Inflammatory bowel disease refers to a set of inflammatory conditions of the colon and small intestine. Examples include Crohn's disease and ulcerative colitis. In the U.S. alone some one million people suffer with one type of the disease.
Current medical procedures for diagnosing the disease are inexact (based on a mix of clinical, radiologic and pathological methods). To overcome this researchers have developed a custom-developed endoscope based on a type of chemical-fingerprinting method called Raman spectroscopy. The technique allows medics to screen for molecular markers in the colon. Raman spectroscopy is a spectroscopic technique used to observe vibrational, rotational and other low-frequency modes in a system.
The sensor if fitted to a probe and it can be used in a standard colonoscopy exam. The probe can not only be used for diagnosis but also for assessing the effects of follow-up treatment. The probe can distinguish between ulcerative colitis and Crohn’s disease.
Discussing the development with Controlled Environments, Anita Mahadevan-Jansen of Vanderbilt University, who led the research, explains, “we decided to use a light-based method to probe the biochemistry of what’s going on in the colon. Our goal is to use Raman spectroscopy to look at the actual inflammatory signals.”
The probe was developed by running multiple tissue samples, followed by animal models, designed to identify appropriate biomarkers and spectral signatures. This was followed by a pilot test where the device tested using 15 patients, each of whom had an existing diagnosis of Crohn’s disease and eight patients with ulcerative colitis. In addition, eight healthy volunteers were used as a control. The results were reproducible and showed an appropriate level of sensitivity.

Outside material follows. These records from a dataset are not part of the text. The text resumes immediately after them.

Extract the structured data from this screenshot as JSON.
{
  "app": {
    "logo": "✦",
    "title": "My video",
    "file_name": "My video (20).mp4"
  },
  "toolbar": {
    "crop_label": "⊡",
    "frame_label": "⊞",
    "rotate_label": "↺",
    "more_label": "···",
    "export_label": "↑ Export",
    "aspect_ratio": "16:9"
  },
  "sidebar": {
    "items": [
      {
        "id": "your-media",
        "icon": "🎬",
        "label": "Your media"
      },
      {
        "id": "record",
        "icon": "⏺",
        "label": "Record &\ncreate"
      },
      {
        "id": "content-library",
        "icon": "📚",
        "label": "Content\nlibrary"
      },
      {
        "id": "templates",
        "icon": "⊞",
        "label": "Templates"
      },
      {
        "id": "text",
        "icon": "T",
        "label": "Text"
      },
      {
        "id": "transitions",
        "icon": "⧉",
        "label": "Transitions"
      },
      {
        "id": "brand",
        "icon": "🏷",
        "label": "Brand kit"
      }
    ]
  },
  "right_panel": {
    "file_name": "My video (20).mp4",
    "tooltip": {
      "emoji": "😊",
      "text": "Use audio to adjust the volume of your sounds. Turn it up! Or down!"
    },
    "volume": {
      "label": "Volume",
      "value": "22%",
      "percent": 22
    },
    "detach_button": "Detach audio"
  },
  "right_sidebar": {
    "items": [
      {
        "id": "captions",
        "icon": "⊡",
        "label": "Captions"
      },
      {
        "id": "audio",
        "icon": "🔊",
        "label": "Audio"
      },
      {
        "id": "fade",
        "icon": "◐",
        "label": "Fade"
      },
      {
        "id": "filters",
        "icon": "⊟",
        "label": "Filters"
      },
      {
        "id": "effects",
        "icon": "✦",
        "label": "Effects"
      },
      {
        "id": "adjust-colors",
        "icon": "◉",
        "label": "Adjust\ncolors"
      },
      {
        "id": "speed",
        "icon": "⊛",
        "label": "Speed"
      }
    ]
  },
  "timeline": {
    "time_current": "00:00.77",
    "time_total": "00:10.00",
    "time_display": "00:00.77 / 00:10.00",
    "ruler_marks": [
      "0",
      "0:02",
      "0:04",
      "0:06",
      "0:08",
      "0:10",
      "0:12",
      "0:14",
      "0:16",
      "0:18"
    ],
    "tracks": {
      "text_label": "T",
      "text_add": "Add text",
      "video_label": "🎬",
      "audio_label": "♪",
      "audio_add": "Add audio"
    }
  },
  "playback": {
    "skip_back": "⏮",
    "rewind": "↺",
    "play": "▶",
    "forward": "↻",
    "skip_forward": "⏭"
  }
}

The research is published in the journal Biomedical Optics Express. The research is titled “Clinical characterization of in vivo inflammatory bowel disease with Raman spectroscopy.”